2. Second, put boundaries around your worries. Set aside a specific time to focus on your worries. During this time, write down anything that you're worried about. If something comes up later in the day...just add it to the list and tell yourself that you can think about it tomorrow during your allotted time. The process of writing the worry down lets your mind rest because it knows you've got it on the agenda.
3. Third, change your language. Language is a very powerful tool – it creates our experience. Instead of using the word "worried" which automatically triggers a feeling of anxiety in most people, use the word "concerned" followed by the word "prepared". For example instead of saying, "I am worried about the economy and losing my job" you could say, "I am concerned about the economy and losing my job. To get prepare I am going to examine my budget and add to my emergency savings fund. I might also consider a part time job."
(How might you use this with a child? If you hear a child say, "I'm worried I'm going to fail this test". You can help her shift her language to something like, "I'm concerned about this test. To get prepared I'm going to ask the teacher for an extra practice sheet.")
4. Fourth, shift you worry into action. Tell your mind what you are going to do about the situation. For each concern, map out a plan. Put it in writing so that each time that concern comes up you can ease your mind by reviewing your plan.
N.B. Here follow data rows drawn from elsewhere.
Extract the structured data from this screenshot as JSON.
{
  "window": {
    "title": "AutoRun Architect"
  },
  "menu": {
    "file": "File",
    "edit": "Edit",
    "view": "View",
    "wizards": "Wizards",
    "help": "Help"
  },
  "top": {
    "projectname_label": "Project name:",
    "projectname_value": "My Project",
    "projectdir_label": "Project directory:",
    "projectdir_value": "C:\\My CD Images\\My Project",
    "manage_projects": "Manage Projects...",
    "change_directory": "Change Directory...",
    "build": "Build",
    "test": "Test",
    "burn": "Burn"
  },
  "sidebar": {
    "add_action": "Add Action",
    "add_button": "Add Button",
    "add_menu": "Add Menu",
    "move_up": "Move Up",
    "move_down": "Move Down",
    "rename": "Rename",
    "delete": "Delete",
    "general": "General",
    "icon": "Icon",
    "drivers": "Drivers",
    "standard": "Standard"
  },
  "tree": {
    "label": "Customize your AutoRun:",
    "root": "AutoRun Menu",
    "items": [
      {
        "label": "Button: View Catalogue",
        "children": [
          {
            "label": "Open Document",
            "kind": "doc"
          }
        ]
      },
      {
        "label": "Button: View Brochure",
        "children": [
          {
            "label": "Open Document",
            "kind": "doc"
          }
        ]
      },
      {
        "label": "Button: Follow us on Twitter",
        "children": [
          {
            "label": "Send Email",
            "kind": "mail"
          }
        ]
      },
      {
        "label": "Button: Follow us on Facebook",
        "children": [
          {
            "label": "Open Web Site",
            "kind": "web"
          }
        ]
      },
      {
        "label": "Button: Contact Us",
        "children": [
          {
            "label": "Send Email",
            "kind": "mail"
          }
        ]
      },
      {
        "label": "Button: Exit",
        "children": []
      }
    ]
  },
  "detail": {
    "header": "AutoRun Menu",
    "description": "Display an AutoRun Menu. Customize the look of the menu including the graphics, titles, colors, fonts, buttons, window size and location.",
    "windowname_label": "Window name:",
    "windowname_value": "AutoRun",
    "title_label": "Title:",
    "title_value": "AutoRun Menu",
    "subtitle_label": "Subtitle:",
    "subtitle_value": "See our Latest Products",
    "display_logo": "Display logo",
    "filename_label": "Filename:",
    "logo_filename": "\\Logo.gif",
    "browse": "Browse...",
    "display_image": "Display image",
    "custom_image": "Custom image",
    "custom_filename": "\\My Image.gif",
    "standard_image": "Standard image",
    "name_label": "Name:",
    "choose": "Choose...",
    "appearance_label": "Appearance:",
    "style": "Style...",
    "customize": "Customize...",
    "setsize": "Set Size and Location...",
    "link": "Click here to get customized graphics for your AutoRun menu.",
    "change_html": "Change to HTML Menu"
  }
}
5. Fifth, focus on what you want, not on what you don't want. Your mind is very powerful. Your thoughts trigger both your conscious mind and your subconscious mind to create whatever you focus on. Supportive self-talk and visualization are powerful tools to help you stay focused on what you want.
6. Sixth, focus on what is working in your life, not on what is not working. Shifting thoughts of worry to thoughts of gratitude can help ease your mind and create positive energy throughout your body. Did you know that multiple research studies have shown that practicing gratitude actually creates happiness? Positive energy and positive thoughts are essential for creating what you want in your life.
7. Seventh, look at what you can control versus what you can't control. If the thing you are worried about is something you can control, such as building up your savings account, then take action on that. However, if it's is something that you have no control over, such as when someone dies, then worrying about it only creates negative energy that doesn't serve you. Depending on your spiritual beliefs, you may want to create a "ritual" or personal practice where you turn over your worries to that which is greater than you.
8. Eight, adopt a personal practice that can help you relax. Many people find that meditation, exercise, or journaling can help them ease their mind. A daily practice of relaxation can help neutralize the impact of worrying
Finally, remember that worrying and rumination doesn't serve you – it steals the beauty of the present moment and can rob you of your happiness. Learning to focus on what you can do versus focusing on things outside of your control can lead to a feeling of personal power versus feeling like a victim of the future.
As I mentioned, worry is a phenomena that our kids will also experience. One of the greatest gifts you can give them is to teach them how to turn worry into action.
For more information about how you can use stories to empower kids Adventures in Wisdom to check out a free story.
Renaye Thornborrow is the founder and CEO of Adventures in Wisdom™, author of The Adventures in Wisdom Life Coaching Program for Kids™ Curriculum, and leader of a worldwide movement to empower kids.
Her company's WISDOM Coach™ Certification program is helping professionals on 5 continents and 14 countries use fun stories and activities to bring personal development and self-leadership skills to kids ages 6-12. Through the stories, kids learn how to handle the ups and downs of growing up, to bounce back from disappointment, to think for themselves and make good decisions, and to go for their dreams and make them happen.
Renaye is a personal development expert, certified coach, and a member of the International Coaches Federation. She is also a retired corporate marketing executive and holds a Bachelor of Science from Texas A&M University and an MBA from the University of Texas. She and her husband of 23 years are the proud parents of 12-year old boy/girl twins.